A new festival in being held in Cambridge this weekend organised by Mid Norfolk MP George Freeman.Read the full story ›
Liz Truss visited a bread factory in Dunstable, Bedfordshire today to reassure businesses about the governments Brexit plans.Read the full story ›
A new report says Cambridge, Peterborough and Luton would be among the hardest hit cities in a labour shortage prompted by a no-deal Brexit.Read the full story ›
AstraZeneca says it will have to "prepare well" for a no-deal Brexit to stop EU patients missing out on drugs from the UK.Read the full story ›
Tory party chairman Brandon Lewis had been “paired” with Lib Dem Jo Swinson, meaning neither would take part in the Commons votes.Read the full story ›
The number of non-UK born citizens living in parts of East Anglia has risen in the last decade, according to new statistics.Read the full story ›
Motor giant Vauxhall is to build a new van at its Luton plant, safeguarding more than 1,000 jobs in the process.Read the full story ›

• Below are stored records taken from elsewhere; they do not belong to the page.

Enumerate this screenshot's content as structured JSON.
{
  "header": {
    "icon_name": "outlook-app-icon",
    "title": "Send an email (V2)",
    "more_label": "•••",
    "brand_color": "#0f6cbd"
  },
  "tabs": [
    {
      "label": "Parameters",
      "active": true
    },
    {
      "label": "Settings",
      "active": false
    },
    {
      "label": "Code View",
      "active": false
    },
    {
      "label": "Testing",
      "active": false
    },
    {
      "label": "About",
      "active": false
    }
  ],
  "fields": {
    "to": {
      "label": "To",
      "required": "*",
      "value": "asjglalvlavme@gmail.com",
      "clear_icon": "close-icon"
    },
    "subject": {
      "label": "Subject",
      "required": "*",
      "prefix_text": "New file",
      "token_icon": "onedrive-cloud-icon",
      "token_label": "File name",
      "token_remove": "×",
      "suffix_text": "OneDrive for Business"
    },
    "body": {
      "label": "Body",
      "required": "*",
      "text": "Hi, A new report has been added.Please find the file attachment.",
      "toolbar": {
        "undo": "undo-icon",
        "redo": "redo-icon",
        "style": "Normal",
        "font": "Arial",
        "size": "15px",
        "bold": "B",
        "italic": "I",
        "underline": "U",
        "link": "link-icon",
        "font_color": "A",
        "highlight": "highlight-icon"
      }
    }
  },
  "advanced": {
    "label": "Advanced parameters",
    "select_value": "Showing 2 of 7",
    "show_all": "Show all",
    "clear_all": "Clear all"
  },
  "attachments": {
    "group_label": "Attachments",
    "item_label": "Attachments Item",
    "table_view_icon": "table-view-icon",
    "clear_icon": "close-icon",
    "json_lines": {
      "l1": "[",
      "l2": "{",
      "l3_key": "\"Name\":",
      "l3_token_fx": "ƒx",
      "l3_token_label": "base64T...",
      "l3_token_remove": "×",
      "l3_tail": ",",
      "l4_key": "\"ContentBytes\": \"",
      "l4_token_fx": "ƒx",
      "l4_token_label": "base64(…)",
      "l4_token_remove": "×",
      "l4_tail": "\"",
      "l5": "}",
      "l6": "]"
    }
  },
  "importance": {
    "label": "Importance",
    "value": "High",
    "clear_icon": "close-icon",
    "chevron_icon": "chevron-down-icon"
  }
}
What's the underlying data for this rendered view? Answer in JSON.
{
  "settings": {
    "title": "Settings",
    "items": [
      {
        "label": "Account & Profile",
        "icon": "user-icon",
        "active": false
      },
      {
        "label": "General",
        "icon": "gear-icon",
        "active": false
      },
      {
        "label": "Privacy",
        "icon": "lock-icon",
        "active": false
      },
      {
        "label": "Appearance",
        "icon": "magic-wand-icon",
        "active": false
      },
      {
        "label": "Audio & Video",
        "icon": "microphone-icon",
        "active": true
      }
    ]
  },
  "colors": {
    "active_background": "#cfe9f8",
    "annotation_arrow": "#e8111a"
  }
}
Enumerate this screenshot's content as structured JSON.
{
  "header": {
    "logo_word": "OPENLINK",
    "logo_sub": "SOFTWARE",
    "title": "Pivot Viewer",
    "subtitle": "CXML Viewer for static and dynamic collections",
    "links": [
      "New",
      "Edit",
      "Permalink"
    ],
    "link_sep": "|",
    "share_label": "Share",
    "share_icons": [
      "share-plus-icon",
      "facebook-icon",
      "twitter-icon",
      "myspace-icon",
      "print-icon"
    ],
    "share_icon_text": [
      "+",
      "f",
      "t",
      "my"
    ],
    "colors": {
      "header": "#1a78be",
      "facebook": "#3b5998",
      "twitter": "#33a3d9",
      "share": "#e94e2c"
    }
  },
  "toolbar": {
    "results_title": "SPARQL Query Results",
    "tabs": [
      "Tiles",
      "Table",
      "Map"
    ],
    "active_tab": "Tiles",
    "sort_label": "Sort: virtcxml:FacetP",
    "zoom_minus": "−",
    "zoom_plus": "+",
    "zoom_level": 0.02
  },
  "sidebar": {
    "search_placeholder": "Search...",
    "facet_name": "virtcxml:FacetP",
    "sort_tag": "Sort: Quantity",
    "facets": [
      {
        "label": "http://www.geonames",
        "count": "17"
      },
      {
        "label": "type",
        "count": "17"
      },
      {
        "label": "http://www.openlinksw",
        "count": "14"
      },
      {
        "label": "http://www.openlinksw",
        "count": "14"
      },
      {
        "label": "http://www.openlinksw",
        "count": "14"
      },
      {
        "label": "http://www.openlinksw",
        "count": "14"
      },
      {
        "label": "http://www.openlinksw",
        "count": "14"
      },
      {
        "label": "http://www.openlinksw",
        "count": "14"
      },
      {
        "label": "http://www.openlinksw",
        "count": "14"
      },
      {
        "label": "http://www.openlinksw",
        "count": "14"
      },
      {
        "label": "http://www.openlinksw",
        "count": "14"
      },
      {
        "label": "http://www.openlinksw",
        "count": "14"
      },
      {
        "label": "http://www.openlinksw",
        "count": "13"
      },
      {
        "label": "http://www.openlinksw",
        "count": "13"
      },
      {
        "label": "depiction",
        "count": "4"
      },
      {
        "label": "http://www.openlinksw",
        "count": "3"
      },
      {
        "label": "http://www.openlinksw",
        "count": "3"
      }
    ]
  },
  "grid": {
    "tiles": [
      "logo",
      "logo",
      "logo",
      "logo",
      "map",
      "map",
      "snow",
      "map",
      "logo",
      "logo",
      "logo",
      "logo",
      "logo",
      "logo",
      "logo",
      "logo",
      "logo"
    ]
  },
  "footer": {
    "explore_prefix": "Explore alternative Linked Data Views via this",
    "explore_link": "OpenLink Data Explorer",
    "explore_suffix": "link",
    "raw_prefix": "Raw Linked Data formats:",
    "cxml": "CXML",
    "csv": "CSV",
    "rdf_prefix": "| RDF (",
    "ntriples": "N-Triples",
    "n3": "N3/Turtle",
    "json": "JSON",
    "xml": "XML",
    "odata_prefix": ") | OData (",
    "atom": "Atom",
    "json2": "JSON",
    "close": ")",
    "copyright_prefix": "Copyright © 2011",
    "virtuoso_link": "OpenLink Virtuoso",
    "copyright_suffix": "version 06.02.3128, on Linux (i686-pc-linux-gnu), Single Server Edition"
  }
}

The debate on how Brexit might effect the country's science and research sectors has been raging in our region.
Cambridge, which is world-renowned for its cutting edge medical research, hosted Parliament's Committee on Exiting the European Union.
The experts came from the space sector, academia, life sciences and medical research.
Their concerns included whether Brexit would make it harder to recruit the best staff, participate in Europe-based projects such as the Gallileo space programme and attract investment.
Meanwhile, pro-Brexit MPs insist that leaving the European Union will provide new opportunities for the science and research sectors.
Some of the region's independent garage owners are warning their businesses could be damaged by Brexit.
They're worried that a European regulation called the 'Right to repair', which forces companies to give them access to technical data to fix cars, will be stopped when we leave the EU.
Independent garages deal with around 67% of all repairs on our cars and research shows they are around 40 per cent cheaper than the big Franchise dealerships.
Click below to watch our report from Matthew Hudson.
Hungarian-based airline Wizz Air has applied for a UK licence ahead of Brexit. It plans to set up a Wizz Air UK subsidiary at London Luton Airport, where it currently operates 41 routes. This will begin in March 2018 subject to receipt of an Air Operator's Certificate (AOC) and Operating Licence from the Civil Aviation Authority (CAA).
The firm pledged to employ more than 100 people in management, pilots and cabin crew roles at Luton by the end of next year.
It follows the airline opening its first base in the UK at Luton in the summer.
Wizz Air chief executive Jozsef Varadi said:
"It is a natural next step in the development of our UK business and will bring additional investment and jobs to our UK base at London Luton. "The UK remains the single biggest travel market in Europe and we are currently the UK's eighth largest operator, and this move is also part of our broader strategy to ensure that our UK operations are Brexit-ready. "We look forward to working with the CAA to take this application forward."